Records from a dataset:
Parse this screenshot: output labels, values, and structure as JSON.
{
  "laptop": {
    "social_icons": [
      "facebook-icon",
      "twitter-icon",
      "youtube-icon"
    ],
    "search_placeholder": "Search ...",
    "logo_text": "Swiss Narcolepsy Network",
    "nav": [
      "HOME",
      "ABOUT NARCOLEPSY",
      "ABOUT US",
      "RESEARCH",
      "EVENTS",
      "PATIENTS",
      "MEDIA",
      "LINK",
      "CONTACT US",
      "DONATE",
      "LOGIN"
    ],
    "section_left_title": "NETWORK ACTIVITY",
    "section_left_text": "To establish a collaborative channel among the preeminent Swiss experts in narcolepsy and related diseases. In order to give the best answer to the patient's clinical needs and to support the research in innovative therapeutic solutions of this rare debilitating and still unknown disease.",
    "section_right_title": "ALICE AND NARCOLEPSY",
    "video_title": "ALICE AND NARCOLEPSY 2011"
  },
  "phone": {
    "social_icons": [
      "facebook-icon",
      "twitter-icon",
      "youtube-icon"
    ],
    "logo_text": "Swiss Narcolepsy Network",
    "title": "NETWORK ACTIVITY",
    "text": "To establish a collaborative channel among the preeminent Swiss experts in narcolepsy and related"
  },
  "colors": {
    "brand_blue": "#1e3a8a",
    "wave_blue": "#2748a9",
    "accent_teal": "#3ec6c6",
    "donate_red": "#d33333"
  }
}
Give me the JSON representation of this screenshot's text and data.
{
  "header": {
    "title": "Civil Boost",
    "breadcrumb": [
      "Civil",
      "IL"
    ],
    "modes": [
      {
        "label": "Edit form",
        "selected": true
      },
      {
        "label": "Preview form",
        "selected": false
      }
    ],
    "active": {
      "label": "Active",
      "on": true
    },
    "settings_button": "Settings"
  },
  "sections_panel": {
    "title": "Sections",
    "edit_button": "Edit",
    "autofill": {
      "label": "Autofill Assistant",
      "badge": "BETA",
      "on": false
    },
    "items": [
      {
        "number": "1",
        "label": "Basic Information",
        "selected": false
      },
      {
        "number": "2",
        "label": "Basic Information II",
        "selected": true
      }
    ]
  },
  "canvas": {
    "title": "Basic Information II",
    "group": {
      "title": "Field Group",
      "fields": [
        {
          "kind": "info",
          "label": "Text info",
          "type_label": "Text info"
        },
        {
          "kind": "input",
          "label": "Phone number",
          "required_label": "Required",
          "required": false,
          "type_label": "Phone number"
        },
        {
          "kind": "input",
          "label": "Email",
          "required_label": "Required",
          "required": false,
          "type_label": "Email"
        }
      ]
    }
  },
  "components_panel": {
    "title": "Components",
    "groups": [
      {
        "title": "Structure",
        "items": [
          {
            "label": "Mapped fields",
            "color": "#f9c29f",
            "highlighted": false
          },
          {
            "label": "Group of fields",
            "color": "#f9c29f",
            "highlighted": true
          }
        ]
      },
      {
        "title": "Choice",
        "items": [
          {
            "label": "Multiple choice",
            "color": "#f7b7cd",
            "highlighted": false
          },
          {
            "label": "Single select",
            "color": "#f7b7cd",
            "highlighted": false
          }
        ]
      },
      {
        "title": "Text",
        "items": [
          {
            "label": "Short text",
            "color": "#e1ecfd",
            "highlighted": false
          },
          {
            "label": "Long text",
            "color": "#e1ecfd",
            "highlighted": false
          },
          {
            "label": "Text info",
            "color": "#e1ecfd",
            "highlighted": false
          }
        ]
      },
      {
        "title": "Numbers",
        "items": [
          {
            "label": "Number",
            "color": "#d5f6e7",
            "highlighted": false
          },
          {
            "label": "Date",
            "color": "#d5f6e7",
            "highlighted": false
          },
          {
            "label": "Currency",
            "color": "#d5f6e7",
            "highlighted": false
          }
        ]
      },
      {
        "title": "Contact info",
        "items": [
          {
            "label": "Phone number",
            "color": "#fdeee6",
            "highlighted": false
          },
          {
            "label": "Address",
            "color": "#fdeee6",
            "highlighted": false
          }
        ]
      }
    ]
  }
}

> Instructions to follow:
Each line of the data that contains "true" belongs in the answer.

> Solution to the problem:
        "selected": true
      "on": true
        "selected": true
            "highlighted": true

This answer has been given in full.